Chrisco’s lay-by terms breach consumer law


Posted By on 18/12/15 at 1:10 PM

In the last quarter of 2015, the ACCC has capped off a busy compliance year by securing judgments, and issuing infringement notices, against several big name brands in relation to various breaches of the Australian Consumer Law. This blog is the first in a series covering these cases, including highlighting the key take away messages. The first one is quite topical, in the lead up to the Festive Season – Chrisco felt some ACCC heat over unfair terms in its lay-by contracts. Enjoy.

Chrisco is well known for its Christmas hampers, with many taking advantage of its lay-by arrangements to help manage the financial impact of the Festive Season.

However, Chrisco came under fire for a condition in its ‘HeadStart Plan’ lay-by terms which stated that customers must ‘opt-out’ to avoid having payments deducted from their accounts after they’d finished paying for their purchase. The terms stated that any excess payments made by a customer would be held and applied towards that customer’s purchase the next year – despite the fact that the customer had not placed such an order. The Indigenous Consumer Assistance Network made the ACCC aware of the practice.

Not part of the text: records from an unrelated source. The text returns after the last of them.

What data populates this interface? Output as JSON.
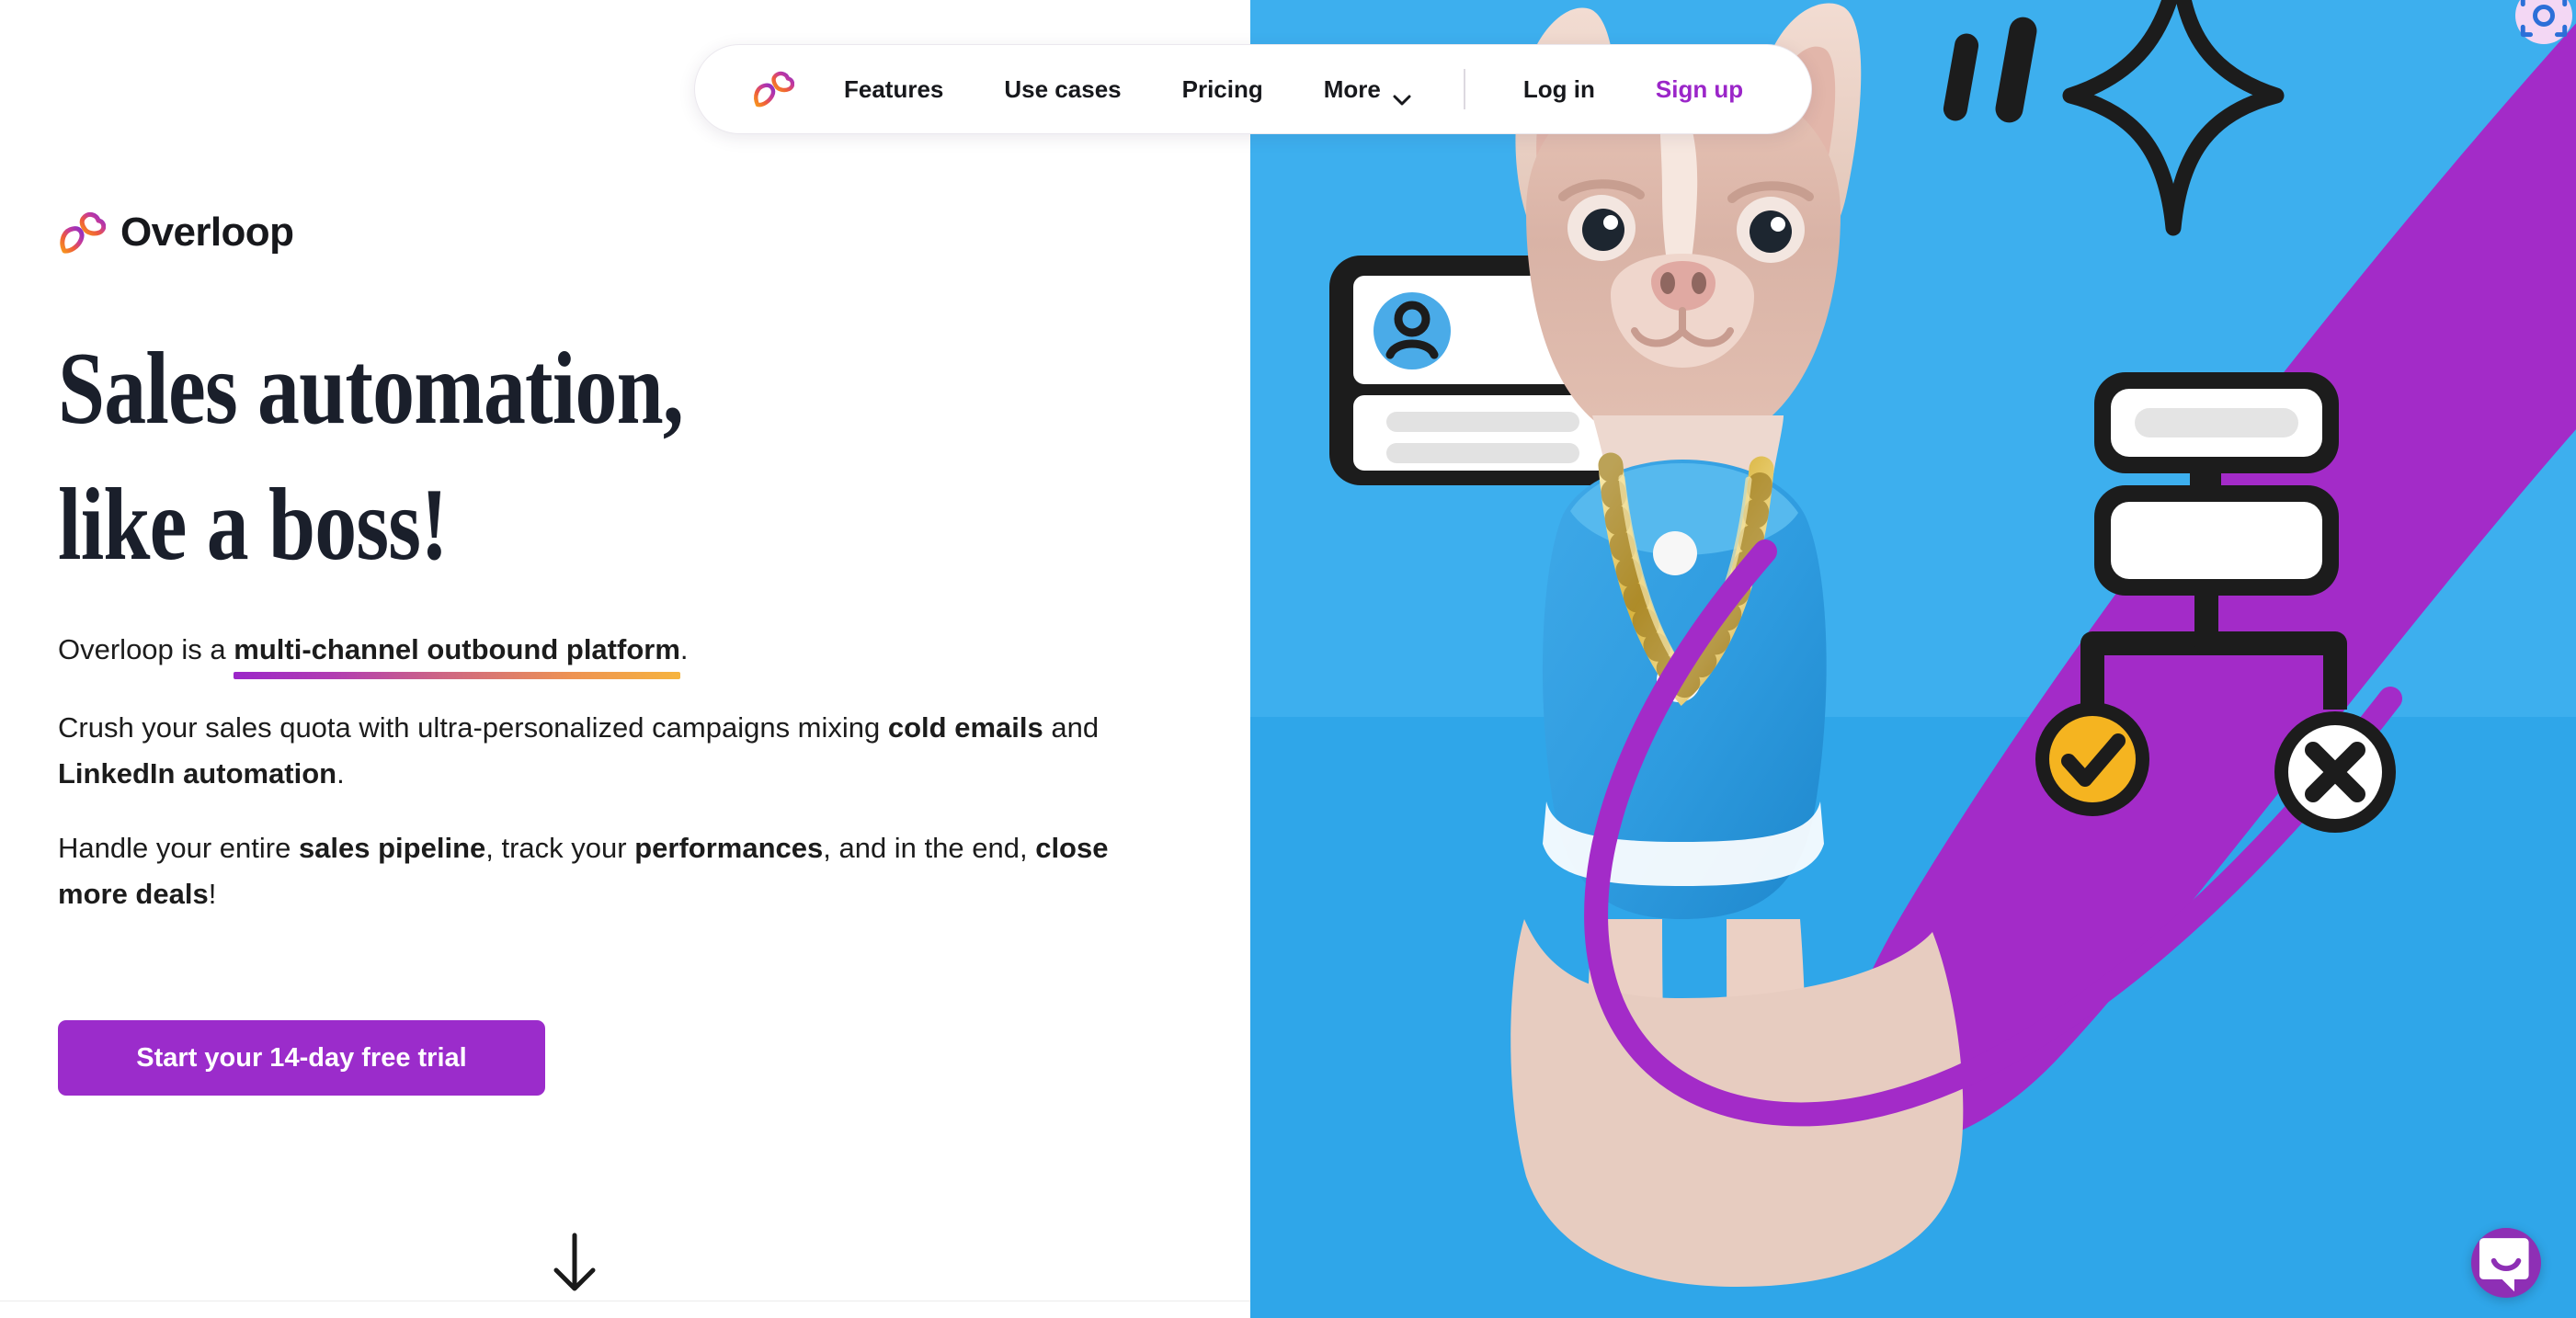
{
  "nav": {
    "logo_icon": "overloop-gradient-mark",
    "links": [
      {
        "label": "Features"
      },
      {
        "label": "Use cases"
      },
      {
        "label": "Pricing"
      }
    ],
    "more": {
      "label": "More",
      "icon": "chevron-down-icon"
    },
    "login_label": "Log in",
    "signup_label": "Sign up",
    "signup_color": "#9B26C9"
  },
  "brand": {
    "name": "Overloop",
    "mark_icon": "overloop-gradient-mark"
  },
  "hero": {
    "headline_line1": "Sales automation,",
    "headline_line2": "like a boss!",
    "lead_before": "Overloop is a ",
    "lead_highlight": "multi-channel outbound platform",
    "lead_after": ".",
    "para2_a": "Crush your sales quota with ultra-personalized campaigns mixing ",
    "para2_b": "cold emails",
    "para2_c": " and ",
    "para2_d": "LinkedIn automation",
    "para2_e": ".",
    "para3_a": "Handle your entire ",
    "para3_b": "sales pipeline",
    "para3_c": ", track your ",
    "para3_d": "performances",
    "para3_e": ", and in the end, ",
    "para3_f": "close more deals",
    "para3_g": "!",
    "cta_label": "Start your 14-day free trial",
    "cta_color": "#9B2CCB",
    "scroll_icon": "arrow-down-icon"
  },
  "artwork": {
    "background_color": "#3DAFEE",
    "swoosh_color": "#A32BC8",
    "subject": "french-bulldog-photo",
    "star_icon": "sparkle-star-icon",
    "contact_card_icon": "contact-card-illustration",
    "workflow_icon": "workflow-diagram-illustration",
    "check_badge_color": "#F5B420",
    "check_icon": "check-circle-icon",
    "cross_icon": "x-circle-icon",
    "corner_badge_icon": "scan-camera-icon"
  },
  "chat": {
    "launcher_icon": "chat-bubble-smile-icon",
    "launcher_color": "#8E2FB5"
  }
}
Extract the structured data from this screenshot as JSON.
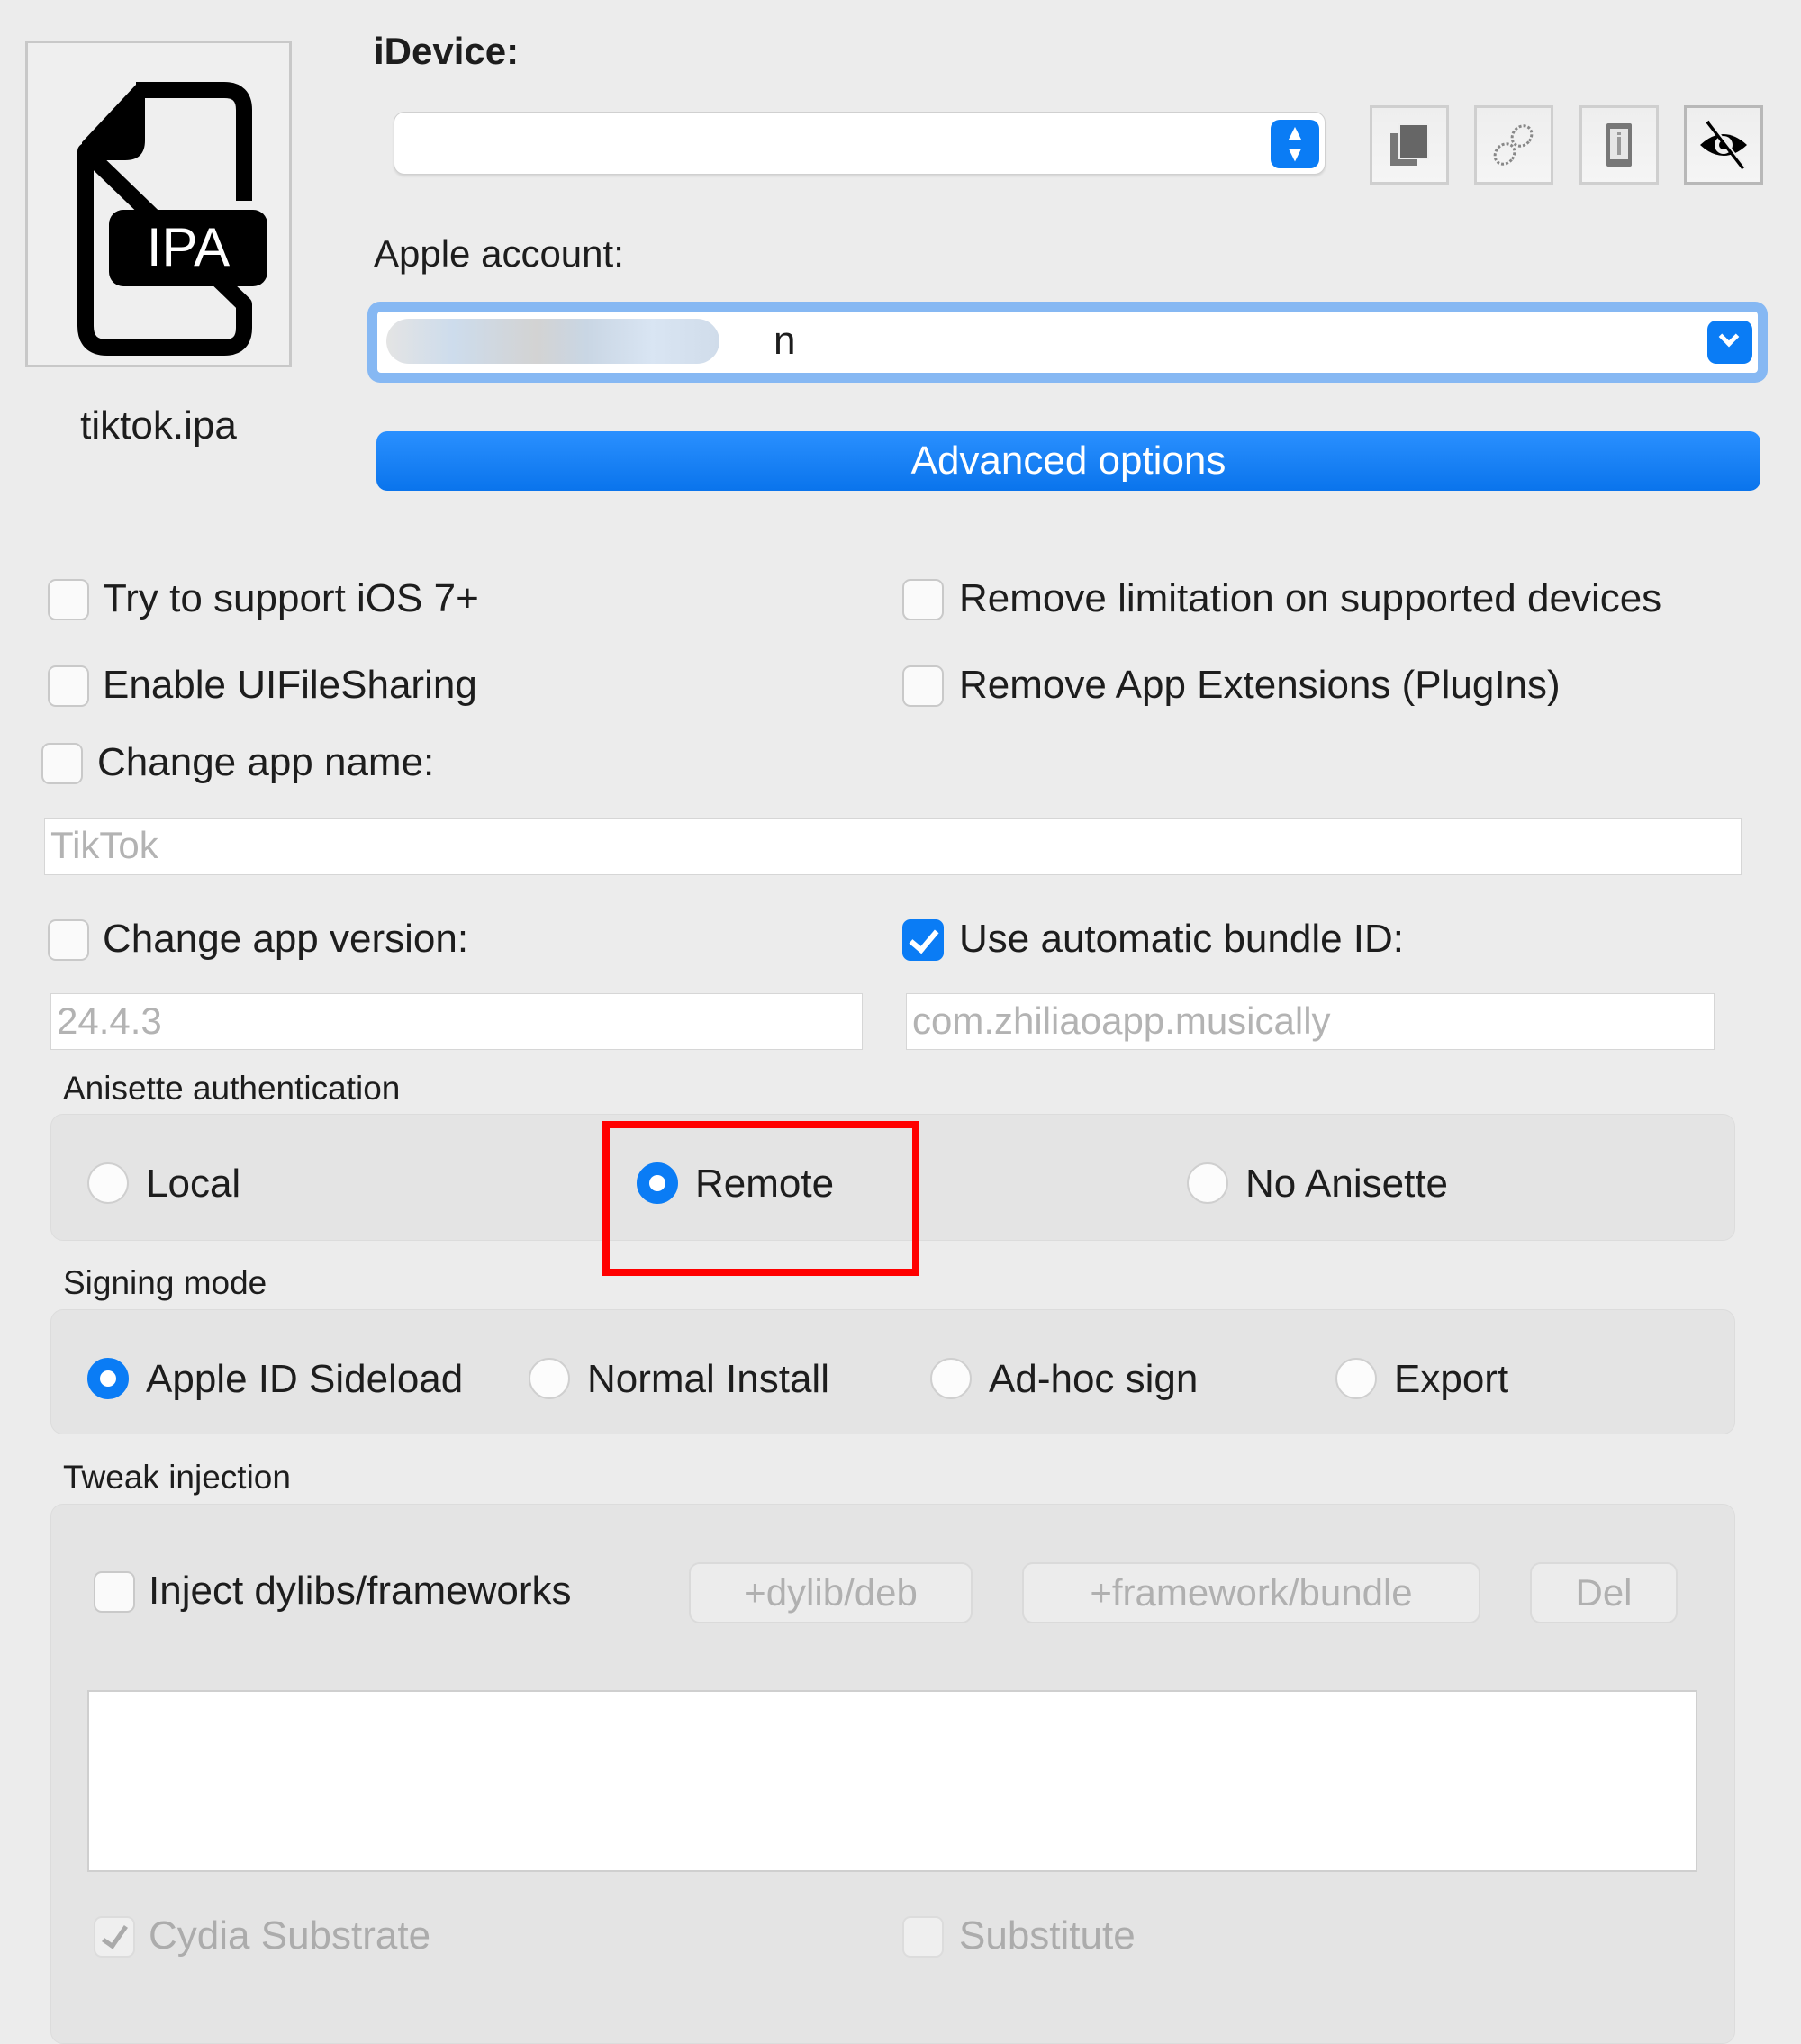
{
  "file": {
    "name": "tiktok.ipa",
    "icon": "ipa-file-icon",
    "icon_text": "IPA"
  },
  "device": {
    "label": "iDevice:",
    "value": ""
  },
  "toolbar_icons": [
    "copy-icon",
    "unlink-icon",
    "device-info-icon",
    "eye-slash-icon"
  ],
  "account": {
    "label": "Apple account:",
    "visible_suffix": "n",
    "redacted": true
  },
  "advanced_label": "Advanced options",
  "options": {
    "ios7": {
      "label": "Try to support iOS 7+",
      "checked": false
    },
    "remove_limit": {
      "label": "Remove limitation on supported devices",
      "checked": false
    },
    "filesharing": {
      "label": "Enable UIFileSharing",
      "checked": false
    },
    "remove_ext": {
      "label": "Remove App Extensions (PlugIns)",
      "checked": false
    },
    "app_name": {
      "label": "Change app name:",
      "checked": false,
      "placeholder": "TikTok"
    },
    "app_version": {
      "label": "Change app version:",
      "checked": false,
      "placeholder": "24.4.3"
    },
    "bundle": {
      "label": "Use automatic bundle ID:",
      "checked": true,
      "placeholder": "com.zhiliaoapp.musically"
    }
  },
  "anisette": {
    "label": "Anisette authentication",
    "options": [
      "Local",
      "Remote",
      "No Anisette"
    ],
    "selected": "Remote",
    "highlight_color": "#ff0000"
  },
  "signing": {
    "label": "Signing mode",
    "options": [
      "Apple ID Sideload",
      "Normal Install",
      "Ad-hoc sign",
      "Export"
    ],
    "selected": "Apple ID Sideload"
  },
  "tweak": {
    "label": "Tweak injection",
    "inject_label": "Inject dylibs/frameworks",
    "buttons": [
      "+dylib/deb",
      "+framework/bundle",
      "Del"
    ],
    "cydia": "Cydia Substrate",
    "cydia_checked": true,
    "substitute": "Substitute",
    "substitute_checked": false
  },
  "colors": {
    "accent": "#0a7cf5"
  }
}
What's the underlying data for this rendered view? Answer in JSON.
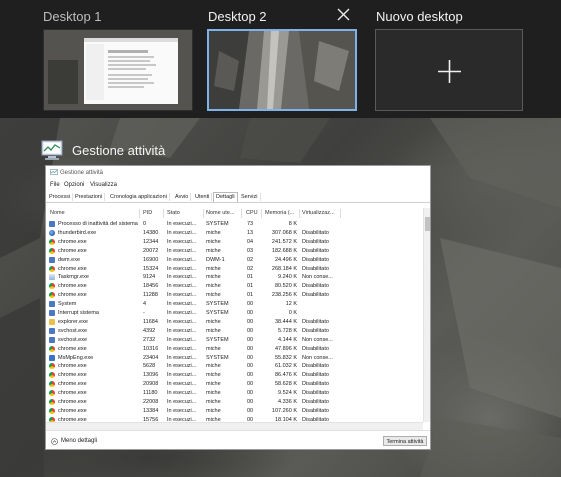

Edelman J concluded, after reviewing the terms of the lay-by contract as a whole, that this particular term was unfair and caused a significant imbalance in the rights and obligations between Chrisco and its customers.

The Court also found that Chrisco breached s97 of the Australian Consumer Law (ACL) by making false or misleading representations to consumers that they could not cancel their lay-by after the final payment had been made. Under the ACL, customers are free to cancel their lay-bys any time prior to delivery. The ACCC further alleged that Chrisco’s termination fees were higher than necessary to meet their reasonable costs, however the court determined that the ACCC was unable to prove this allegation. It was subsequently dismissed.

Nevertheless, this decision is an important reminder that businesses must ensure their contract terms are fair and compliant with the ACL.

ACCC Commissioner, Sara Court, stated “The Court’s findings send a strong message to traders that they must comply with all of their obligations under the Australian Consumer Law, including the unfair contract terms laws that are in place to protect consumers from unfair terms in standard form consumer contracts. Purchasing goods by way of a lay-by agreement is a convenient way to shop for many Australian consumers, particularly in the lead up to Christmas. Businesses that use lay-by as a method of sale need to ensure that they are meeting their ACL obligations to their customers”.

A hearing to determine penalties will likely take place early in the New Year.

UPDATE: On 3 March 2016, the Federal Court ordered Chrisco to pay pecuniary penalties of $200,000.

Naomi Stephens Paralegal

Naomi is a paralegal in the Competition Law & Regulatory Compliance team, focusing on marketing activations, advertising review and trade promotions compliance.  She joined KHQ after having spent... Read More